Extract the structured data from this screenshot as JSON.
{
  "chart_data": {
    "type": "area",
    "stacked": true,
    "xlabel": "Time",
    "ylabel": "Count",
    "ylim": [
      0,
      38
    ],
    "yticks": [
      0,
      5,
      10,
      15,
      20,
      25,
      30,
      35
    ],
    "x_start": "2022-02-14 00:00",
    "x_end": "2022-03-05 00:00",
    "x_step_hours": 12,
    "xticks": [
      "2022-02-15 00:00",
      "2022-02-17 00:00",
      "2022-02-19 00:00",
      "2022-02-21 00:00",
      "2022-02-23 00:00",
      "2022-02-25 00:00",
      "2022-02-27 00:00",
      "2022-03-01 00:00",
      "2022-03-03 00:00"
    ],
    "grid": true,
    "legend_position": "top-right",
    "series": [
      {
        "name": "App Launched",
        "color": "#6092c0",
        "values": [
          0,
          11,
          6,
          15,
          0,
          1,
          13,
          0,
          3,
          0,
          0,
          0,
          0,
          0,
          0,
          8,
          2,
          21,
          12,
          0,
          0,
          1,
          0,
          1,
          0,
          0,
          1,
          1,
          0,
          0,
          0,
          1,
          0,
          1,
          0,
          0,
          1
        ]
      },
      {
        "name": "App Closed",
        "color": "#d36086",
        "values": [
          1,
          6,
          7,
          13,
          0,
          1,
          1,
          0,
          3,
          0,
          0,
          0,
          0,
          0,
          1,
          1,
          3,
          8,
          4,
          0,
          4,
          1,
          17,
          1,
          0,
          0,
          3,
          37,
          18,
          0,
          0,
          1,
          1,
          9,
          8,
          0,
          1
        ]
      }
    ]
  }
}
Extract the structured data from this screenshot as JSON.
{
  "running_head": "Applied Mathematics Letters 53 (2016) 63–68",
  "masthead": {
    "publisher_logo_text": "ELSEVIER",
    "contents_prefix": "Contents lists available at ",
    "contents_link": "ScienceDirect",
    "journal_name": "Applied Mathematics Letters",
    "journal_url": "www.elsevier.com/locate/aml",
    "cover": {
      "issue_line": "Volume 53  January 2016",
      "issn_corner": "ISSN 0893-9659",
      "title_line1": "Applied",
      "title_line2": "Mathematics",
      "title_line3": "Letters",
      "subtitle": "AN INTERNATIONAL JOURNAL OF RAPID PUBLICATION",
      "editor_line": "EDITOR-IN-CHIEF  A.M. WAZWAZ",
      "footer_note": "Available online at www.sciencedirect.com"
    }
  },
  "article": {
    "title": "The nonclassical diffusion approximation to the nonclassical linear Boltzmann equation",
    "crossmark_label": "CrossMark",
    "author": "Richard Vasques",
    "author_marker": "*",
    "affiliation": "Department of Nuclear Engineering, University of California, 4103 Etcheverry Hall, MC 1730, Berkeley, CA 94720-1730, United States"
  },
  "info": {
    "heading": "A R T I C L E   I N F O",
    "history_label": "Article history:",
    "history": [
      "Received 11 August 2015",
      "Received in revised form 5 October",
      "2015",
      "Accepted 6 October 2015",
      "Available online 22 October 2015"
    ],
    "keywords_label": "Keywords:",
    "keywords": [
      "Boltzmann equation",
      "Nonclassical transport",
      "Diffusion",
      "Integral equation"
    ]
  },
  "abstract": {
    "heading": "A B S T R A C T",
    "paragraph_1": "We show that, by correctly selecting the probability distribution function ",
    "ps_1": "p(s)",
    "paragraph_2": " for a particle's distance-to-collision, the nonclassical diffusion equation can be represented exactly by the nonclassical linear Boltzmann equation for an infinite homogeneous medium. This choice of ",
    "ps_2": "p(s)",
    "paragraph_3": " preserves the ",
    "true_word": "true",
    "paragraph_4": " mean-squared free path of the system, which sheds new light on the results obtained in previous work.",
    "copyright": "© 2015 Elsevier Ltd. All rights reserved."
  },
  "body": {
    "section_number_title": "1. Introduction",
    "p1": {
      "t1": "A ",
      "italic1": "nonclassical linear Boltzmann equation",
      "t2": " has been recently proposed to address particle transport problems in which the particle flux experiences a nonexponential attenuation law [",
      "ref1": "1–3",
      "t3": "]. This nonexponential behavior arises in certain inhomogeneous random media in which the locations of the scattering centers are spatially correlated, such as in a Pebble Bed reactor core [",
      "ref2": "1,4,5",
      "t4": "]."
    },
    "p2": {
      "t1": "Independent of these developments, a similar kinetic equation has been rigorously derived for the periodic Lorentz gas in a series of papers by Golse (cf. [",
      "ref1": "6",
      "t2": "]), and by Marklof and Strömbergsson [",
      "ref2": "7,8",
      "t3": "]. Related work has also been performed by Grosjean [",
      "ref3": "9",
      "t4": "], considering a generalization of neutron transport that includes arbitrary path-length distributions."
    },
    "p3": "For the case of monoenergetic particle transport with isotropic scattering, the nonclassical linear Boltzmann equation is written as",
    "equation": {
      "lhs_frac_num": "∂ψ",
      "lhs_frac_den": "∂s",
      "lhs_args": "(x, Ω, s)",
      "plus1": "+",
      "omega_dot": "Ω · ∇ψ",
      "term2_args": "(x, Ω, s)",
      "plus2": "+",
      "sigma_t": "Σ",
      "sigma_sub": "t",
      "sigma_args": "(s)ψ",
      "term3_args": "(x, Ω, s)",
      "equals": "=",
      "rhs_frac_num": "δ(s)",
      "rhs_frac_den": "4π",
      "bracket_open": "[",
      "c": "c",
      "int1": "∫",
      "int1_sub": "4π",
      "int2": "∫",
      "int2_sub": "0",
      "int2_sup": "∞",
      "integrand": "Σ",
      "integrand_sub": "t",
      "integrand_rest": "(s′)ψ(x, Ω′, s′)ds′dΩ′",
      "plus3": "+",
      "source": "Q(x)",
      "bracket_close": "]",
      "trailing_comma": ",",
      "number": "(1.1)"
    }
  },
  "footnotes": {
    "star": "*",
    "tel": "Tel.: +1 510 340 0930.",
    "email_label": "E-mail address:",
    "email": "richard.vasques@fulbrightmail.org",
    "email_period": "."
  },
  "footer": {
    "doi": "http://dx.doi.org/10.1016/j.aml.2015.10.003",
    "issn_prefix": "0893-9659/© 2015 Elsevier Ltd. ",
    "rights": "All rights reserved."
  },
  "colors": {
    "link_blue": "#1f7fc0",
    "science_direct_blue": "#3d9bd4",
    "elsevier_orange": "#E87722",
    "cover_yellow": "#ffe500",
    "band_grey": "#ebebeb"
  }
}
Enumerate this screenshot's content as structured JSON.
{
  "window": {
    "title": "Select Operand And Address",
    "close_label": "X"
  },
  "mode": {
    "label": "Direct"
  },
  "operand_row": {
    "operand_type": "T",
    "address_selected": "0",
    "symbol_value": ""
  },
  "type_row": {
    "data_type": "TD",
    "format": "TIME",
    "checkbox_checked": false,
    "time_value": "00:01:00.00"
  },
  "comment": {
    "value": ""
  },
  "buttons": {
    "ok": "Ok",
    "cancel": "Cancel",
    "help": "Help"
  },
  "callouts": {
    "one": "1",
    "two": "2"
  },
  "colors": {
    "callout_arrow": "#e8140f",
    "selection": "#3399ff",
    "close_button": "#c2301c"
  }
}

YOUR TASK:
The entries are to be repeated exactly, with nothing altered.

RESPONSE:
Extract the structured data from this screenshot as JSON.
{
  "chart_data": {
    "type": "area",
    "stacked": true,
    "xlabel": "Time",
    "ylabel": "Count",
    "ylim": [
      0,
      38
    ],
    "yticks": [
      0,
      5,
      10,
      15,
      20,
      25,
      30,
      35
    ],
    "x_start": "2022-02-14 00:00",
    "x_end": "2022-03-05 00:00",
    "x_step_hours": 12,
    "xticks": [
      "2022-02-15 00:00",
      "2022-02-17 00:00",
      "2022-02-19 00:00",
      "2022-02-21 00:00",
      "2022-02-23 00:00",
      "2022-02-25 00:00",
      "2022-02-27 00:00",
      "2022-03-01 00:00",
      "2022-03-03 00:00"
    ],
    "grid": true,
    "legend_position": "top-right",
    "series": [
      {
        "name": "App Launched",
        "color": "#6092c0",
        "values": [
          0,
          11,
          6,
          15,
          0,
          1,
          13,
          0,
          3,
          0,
          0,
          0,
          0,
          0,
          0,
          8,
          2,
          21,
          12,
          0,
          0,
          1,
          0,
          1,
          0,
          0,
          1,
          1,
          0,
          0,
          0,
          1,
          0,
          1,
          0,
          0,
          1
        ]
      },
      {
        "name": "App Closed",
        "color": "#d36086",
        "values": [
          1,
          6,
          7,
          13,
          0,
          1,
          1,
          0,
          3,
          0,
          0,
          0,
          0,
          0,
          1,
          1,
          3,
          8,
          4,
          0,
          4,
          1,
          17,
          1,
          0,
          0,
          3,
          37,
          18,
          0,
          0,
          1,
          1,
          9,
          8,
          0,
          1
        ]
      }
    ]
  }
}
Extract the structured data from this screenshot as JSON.
{
  "running_head": "Applied Mathematics Letters 53 (2016) 63–68",
  "masthead": {
    "publisher_logo_text": "ELSEVIER",
    "contents_prefix": "Contents lists available at ",
    "contents_link": "ScienceDirect",
    "journal_name": "Applied Mathematics Letters",
    "journal_url": "www.elsevier.com/locate/aml",
    "cover": {
      "issue_line": "Volume 53  January 2016",
      "issn_corner": "ISSN 0893-9659",
      "title_line1": "Applied",
      "title_line2": "Mathematics",
      "title_line3": "Letters",
      "subtitle": "AN INTERNATIONAL JOURNAL OF RAPID PUBLICATION",
      "editor_line": "EDITOR-IN-CHIEF  A.M. WAZWAZ",
      "footer_note": "Available online at www.sciencedirect.com"
    }
  },
  "article": {
    "title": "The nonclassical diffusion approximation to the nonclassical linear Boltzmann equation",
    "crossmark_label": "CrossMark",
    "author": "Richard Vasques",
    "author_marker": "*",
    "affiliation": "Department of Nuclear Engineering, University of California, 4103 Etcheverry Hall, MC 1730, Berkeley, CA 94720-1730, United States"
  },
  "info": {
    "heading": "A R T I C L E   I N F O",
    "history_label": "Article history:",
    "history": [
      "Received 11 August 2015",
      "Received in revised form 5 October",
      "2015",
      "Accepted 6 October 2015",
      "Available online 22 October 2015"
    ],
    "keywords_label": "Keywords:",
    "keywords": [
      "Boltzmann equation",
      "Nonclassical transport",
      "Diffusion",
      "Integral equation"
    ]
  },
  "abstract": {
    "heading": "A B S T R A C T",
    "paragraph_1": "We show that, by correctly selecting the probability distribution function ",
    "ps_1": "p(s)",
    "paragraph_2": " for a particle's distance-to-collision, the nonclassical diffusion equation can be represented exactly by the nonclassical linear Boltzmann equation for an infinite homogeneous medium. This choice of ",
    "ps_2": "p(s)",
    "paragraph_3": " preserves the ",
    "true_word": "true",
    "paragraph_4": " mean-squared free path of the system, which sheds new light on the results obtained in previous work.",
    "copyright": "© 2015 Elsevier Ltd. All rights reserved."
  },
  "body": {
    "section_number_title": "1. Introduction",
    "p1": {
      "t1": "A ",
      "italic1": "nonclassical linear Boltzmann equation",
      "t2": " has been recently proposed to address particle transport problems in which the particle flux experiences a nonexponential attenuation law [",
      "ref1": "1–3",
      "t3": "]. This nonexponential behavior arises in certain inhomogeneous random media in which the locations of the scattering centers are spatially correlated, such as in a Pebble Bed reactor core [",
      "ref2": "1,4,5",
      "t4": "]."
    },
    "p2": {
      "t1": "Independent of these developments, a similar kinetic equation has been rigorously derived for the periodic Lorentz gas in a series of papers by Golse (cf. [",
      "ref1": "6",
      "t2": "]), and by Marklof and Strömbergsson [",
      "ref2": "7,8",
      "t3": "]. Related work has also been performed by Grosjean [",
      "ref3": "9",
      "t4": "], considering a generalization of neutron transport that includes arbitrary path-length distributions."
    },
    "p3": "For the case of monoenergetic particle transport with isotropic scattering, the nonclassical linear Boltzmann equation is written as",
    "equation": {
      "lhs_frac_num": "∂ψ",
      "lhs_frac_den": "∂s",
      "lhs_args": "(x, Ω, s)",
      "plus1": "+",
      "omega_dot": "Ω · ∇ψ",
      "term2_args": "(x, Ω, s)",
      "plus2": "+",
      "sigma_t": "Σ",
      "sigma_sub": "t",
      "sigma_args": "(s)ψ",
      "term3_args": "(x, Ω, s)",
      "equals": "=",
      "rhs_frac_num": "δ(s)",
      "rhs_frac_den": "4π",
      "bracket_open": "[",
      "c": "c",
      "int1": "∫",
      "int1_sub": "4π",
      "int2": "∫",
      "int2_sub": "0",
      "int2_sup": "∞",
      "integrand": "Σ",
      "integrand_sub": "t",
      "integrand_rest": "(s′)ψ(x, Ω′, s′)ds′dΩ′",
      "plus3": "+",
      "source": "Q(x)",
      "bracket_close": "]",
      "trailing_comma": ",",
      "number": "(1.1)"
    }
  },
  "footnotes": {
    "star": "*",
    "tel": "Tel.: +1 510 340 0930.",
    "email_label": "E-mail address:",
    "email": "richard.vasques@fulbrightmail.org",
    "email_period": "."
  },
  "footer": {
    "doi": "http://dx.doi.org/10.1016/j.aml.2015.10.003",
    "issn_prefix": "0893-9659/© 2015 Elsevier Ltd. ",
    "rights": "All rights reserved."
  },
  "colors": {
    "link_blue": "#1f7fc0",
    "science_direct_blue": "#3d9bd4",
    "elsevier_orange": "#E87722",
    "cover_yellow": "#ffe500",
    "band_grey": "#ebebeb"
  }
}
Enumerate this screenshot's content as structured JSON.
{
  "window": {
    "title": "Select Operand And Address",
    "close_label": "X"
  },
  "mode": {
    "label": "Direct"
  },
  "operand_row": {
    "operand_type": "T",
    "address_selected": "0",
    "symbol_value": ""
  },
  "type_row": {
    "data_type": "TD",
    "format": "TIME",
    "checkbox_checked": false,
    "time_value": "00:01:00.00"
  },
  "comment": {
    "value": ""
  },
  "buttons": {
    "ok": "Ok",
    "cancel": "Cancel",
    "help": "Help"
  },
  "callouts": {
    "one": "1",
    "two": "2"
  },
  "colors": {
    "callout_arrow": "#e8140f",
    "selection": "#3399ff",
    "close_button": "#c2301c"
  }
}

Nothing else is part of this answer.